Monday, February 13, 2017

Haunted (1977)

          Time for another so-bad-it’s-good wonderment. The misguided horror picture Haunted begins in the Old West, when corrupt palefaces sentence a Native American woman to death on charges of witchcraft. A century later, a weird family resides in a ghost town. Leading the family is loutish stepfather Andrew (Aldo Ray). He’s married to Michelle (Virginia Mayo), a blind widower who spends her time playing the same song over and over again on an organthat is, whenever she’s not vividly describing memories of the first time she had sex. Even though she’s only in her 50s, she’s portrayed as suffering from dementia, a source of great sadness for her two young-adult sons. Meanwhile, the phone company inexplicably installs a phone booth in the cemetery occupying the center of the ghost town. Andrew gets calls on this phone that transform him into a psychopath. Eventually, a mysterious redhead named Jennifer (Anne Michelle) wanders into town, and she may or may not be the reincarnation of the Native American witch from the prologue. Strange and unpleasant things happen, but life, more or less, goes on—Michelle’s sons proceed with plans to put her in an asylum, and her oldest son enjoys a sudden romance with Jennifer. Sort of. When he falters during a makeout session, she asks if he’s gay and he says he’s not sure.
          Virtually nothing in Haunted makes sense, but the movie is so catastrophically bad that it’s compelling to watch. For instance, the opening-credits scene features the Native American woman riding topless through the desert while Billy Vera over-emphatically sings the ridiculous song “Indian Woman” on the soundtrack (“She rides the waves of the curse she lives! Her hate keeps her going! She’ll never forgive!”). Throughout the movie, writer-director Michael A. DeGaetano’s dialogue is awkward, stilted, and weird, so the chatter regularly slips into self-parody. Upon Jennifer’s arrival, Michelle remarks, “We haven’t had any visitors since yesterday—it’s been years!” Even though the film’s production values are borderline adequate, nearly every scene has a massive flaw in continuity, dramaturgy, logic, or storytelling, if not all of the above. The music is especially egregious, with upbeat numbers during gruesome scenes and laughably rotten lyrics decorating original songs. (Brace yourself for the picture’s noxious love theme, “A Distant Time.”) Unsurprisingly, Haunted is a washout in terms of horror, because it’s too difficult to follow what’s happening to actually find any of the onscreen events frightening.

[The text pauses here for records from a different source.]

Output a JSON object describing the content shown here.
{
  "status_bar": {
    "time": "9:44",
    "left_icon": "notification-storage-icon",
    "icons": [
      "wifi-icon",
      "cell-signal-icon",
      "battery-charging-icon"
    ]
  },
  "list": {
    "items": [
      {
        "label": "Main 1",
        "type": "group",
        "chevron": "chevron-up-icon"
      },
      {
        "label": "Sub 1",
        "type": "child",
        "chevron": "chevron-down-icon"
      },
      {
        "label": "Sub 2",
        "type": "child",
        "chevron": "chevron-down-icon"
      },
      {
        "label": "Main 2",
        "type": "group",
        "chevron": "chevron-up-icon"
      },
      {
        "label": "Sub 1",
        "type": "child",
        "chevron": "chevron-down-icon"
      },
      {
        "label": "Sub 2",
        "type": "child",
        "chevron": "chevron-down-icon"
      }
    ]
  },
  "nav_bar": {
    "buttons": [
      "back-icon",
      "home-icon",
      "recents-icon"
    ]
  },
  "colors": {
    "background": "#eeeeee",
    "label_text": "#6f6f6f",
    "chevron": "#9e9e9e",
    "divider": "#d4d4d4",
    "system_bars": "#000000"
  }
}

Haunted: LAME

1 comment:

Guy Callaway said...

Remember seeing the soundtrack LP in cutout bins.